- **Exercise requirements**:
Select, from the data, each line where "mouse" occurs.

- **Information given**:

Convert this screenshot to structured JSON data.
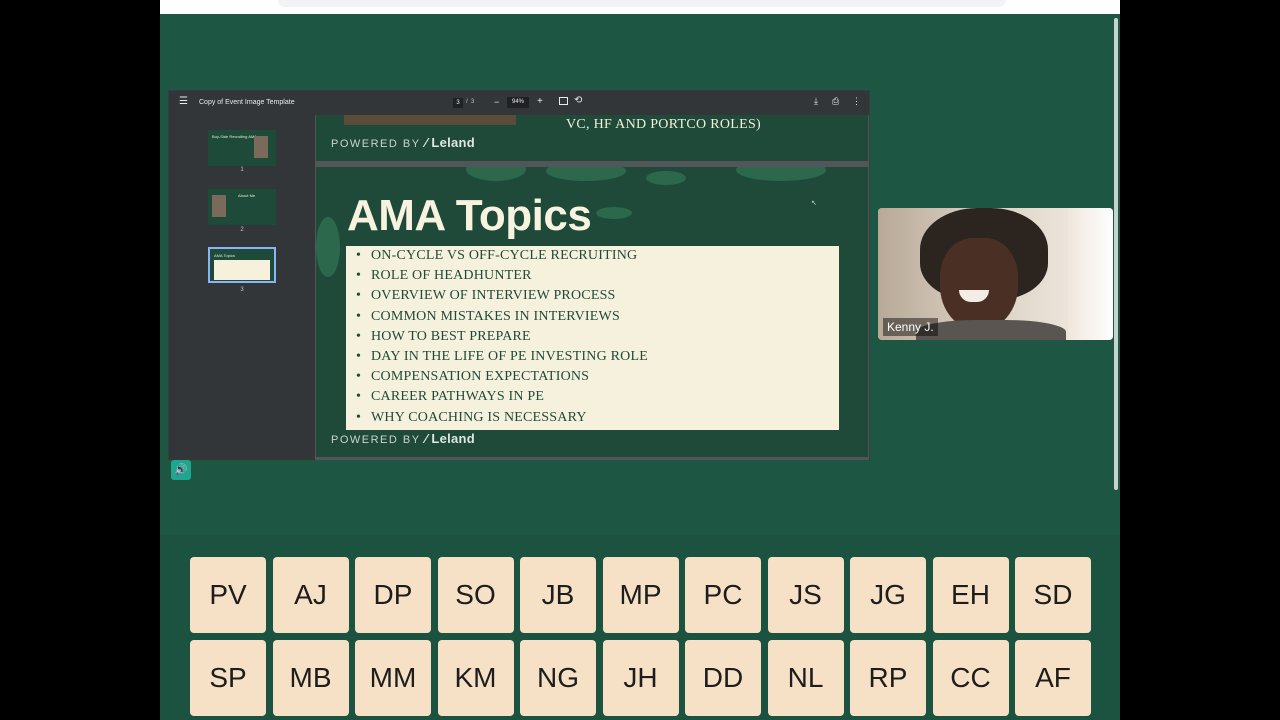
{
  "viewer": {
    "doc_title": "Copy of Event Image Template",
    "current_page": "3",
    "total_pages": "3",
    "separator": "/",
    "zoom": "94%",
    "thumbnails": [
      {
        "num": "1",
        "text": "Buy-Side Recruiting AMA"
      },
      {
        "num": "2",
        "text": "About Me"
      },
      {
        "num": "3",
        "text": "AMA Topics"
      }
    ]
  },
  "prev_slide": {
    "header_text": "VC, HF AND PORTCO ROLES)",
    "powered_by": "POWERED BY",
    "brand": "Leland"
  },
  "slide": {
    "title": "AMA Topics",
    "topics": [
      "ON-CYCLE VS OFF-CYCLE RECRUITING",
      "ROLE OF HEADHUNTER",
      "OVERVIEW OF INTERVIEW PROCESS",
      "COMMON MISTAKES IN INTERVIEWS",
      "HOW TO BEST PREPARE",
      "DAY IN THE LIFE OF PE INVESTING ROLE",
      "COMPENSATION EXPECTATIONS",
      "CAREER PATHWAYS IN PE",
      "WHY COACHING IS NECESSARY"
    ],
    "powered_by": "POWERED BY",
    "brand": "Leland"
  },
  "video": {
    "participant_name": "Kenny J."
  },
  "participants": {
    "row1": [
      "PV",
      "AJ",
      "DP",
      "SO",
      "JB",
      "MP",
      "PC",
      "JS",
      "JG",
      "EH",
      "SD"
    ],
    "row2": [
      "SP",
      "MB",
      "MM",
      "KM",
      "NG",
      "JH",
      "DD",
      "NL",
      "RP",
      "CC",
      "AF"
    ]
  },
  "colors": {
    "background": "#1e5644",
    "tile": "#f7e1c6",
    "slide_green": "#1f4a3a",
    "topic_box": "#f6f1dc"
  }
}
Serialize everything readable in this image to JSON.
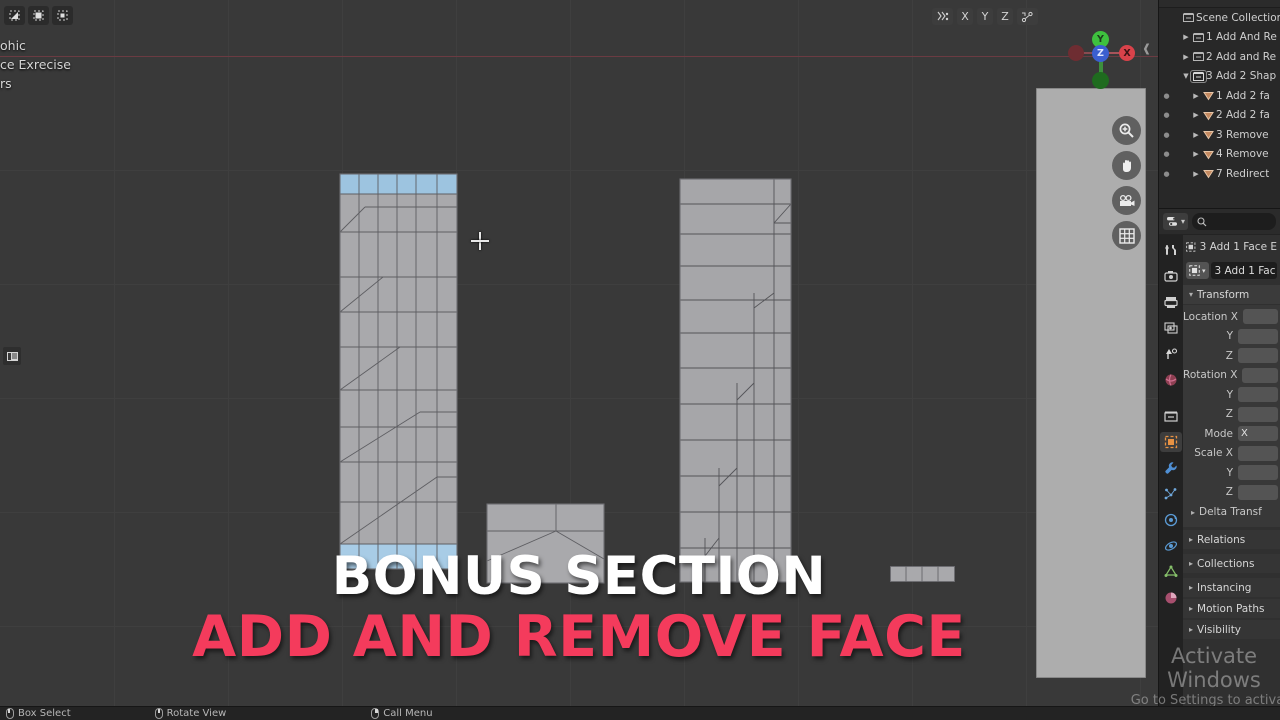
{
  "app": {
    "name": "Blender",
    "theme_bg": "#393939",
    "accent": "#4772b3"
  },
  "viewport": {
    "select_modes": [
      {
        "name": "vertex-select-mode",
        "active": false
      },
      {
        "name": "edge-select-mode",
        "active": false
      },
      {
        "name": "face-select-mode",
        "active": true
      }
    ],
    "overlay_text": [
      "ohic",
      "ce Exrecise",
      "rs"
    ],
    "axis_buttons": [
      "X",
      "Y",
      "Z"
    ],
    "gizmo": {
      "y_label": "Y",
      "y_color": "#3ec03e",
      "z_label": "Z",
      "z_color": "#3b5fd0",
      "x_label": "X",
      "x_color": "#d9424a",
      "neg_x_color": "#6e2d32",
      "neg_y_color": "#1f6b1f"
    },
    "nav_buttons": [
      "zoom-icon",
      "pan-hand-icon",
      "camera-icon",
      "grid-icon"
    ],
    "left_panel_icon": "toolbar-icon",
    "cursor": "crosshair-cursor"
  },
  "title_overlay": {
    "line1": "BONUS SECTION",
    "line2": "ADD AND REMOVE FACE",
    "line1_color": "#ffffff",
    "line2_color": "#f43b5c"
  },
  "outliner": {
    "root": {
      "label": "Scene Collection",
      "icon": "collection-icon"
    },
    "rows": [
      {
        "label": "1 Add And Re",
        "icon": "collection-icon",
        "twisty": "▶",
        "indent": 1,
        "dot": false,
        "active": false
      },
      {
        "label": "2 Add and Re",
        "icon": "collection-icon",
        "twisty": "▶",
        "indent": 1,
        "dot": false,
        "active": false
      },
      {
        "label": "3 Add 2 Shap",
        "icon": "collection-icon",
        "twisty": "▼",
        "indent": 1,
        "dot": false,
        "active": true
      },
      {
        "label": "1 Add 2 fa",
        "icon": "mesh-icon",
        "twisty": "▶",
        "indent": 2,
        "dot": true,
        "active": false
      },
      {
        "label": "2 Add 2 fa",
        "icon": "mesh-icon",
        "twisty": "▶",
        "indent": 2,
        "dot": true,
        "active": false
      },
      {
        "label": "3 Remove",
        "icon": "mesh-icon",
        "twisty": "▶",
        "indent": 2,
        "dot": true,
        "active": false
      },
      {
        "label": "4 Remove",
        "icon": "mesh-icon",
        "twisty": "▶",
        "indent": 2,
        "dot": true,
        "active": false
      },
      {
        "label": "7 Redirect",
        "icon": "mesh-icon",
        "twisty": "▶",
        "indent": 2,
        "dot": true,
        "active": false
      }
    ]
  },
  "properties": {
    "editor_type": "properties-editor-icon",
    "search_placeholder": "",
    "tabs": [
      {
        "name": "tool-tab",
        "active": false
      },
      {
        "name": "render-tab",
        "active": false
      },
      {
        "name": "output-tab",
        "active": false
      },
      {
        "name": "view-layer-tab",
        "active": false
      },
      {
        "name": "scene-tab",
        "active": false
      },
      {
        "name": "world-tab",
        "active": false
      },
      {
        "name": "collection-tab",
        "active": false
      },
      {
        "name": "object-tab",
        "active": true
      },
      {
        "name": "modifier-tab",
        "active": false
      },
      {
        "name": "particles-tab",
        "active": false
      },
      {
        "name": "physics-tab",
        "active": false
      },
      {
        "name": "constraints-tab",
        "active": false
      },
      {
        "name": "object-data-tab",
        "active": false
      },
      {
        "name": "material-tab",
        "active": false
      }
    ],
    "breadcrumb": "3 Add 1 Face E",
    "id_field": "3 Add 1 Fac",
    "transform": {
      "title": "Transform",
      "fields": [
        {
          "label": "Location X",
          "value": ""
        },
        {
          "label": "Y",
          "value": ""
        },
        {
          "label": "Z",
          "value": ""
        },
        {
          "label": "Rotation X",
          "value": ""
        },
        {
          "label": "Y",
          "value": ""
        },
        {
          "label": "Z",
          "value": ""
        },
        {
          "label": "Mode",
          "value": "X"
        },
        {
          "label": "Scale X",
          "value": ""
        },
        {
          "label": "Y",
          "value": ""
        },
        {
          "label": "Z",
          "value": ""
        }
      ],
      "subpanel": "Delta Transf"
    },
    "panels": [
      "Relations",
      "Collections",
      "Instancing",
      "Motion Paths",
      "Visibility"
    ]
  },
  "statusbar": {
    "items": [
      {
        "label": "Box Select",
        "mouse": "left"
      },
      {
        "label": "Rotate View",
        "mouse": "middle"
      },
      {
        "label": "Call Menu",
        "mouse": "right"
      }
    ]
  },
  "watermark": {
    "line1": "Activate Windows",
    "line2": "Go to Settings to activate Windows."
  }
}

- **Response to the exercise**:
        "mouse": "left"
        "mouse": "middle"
        "mouse": "right"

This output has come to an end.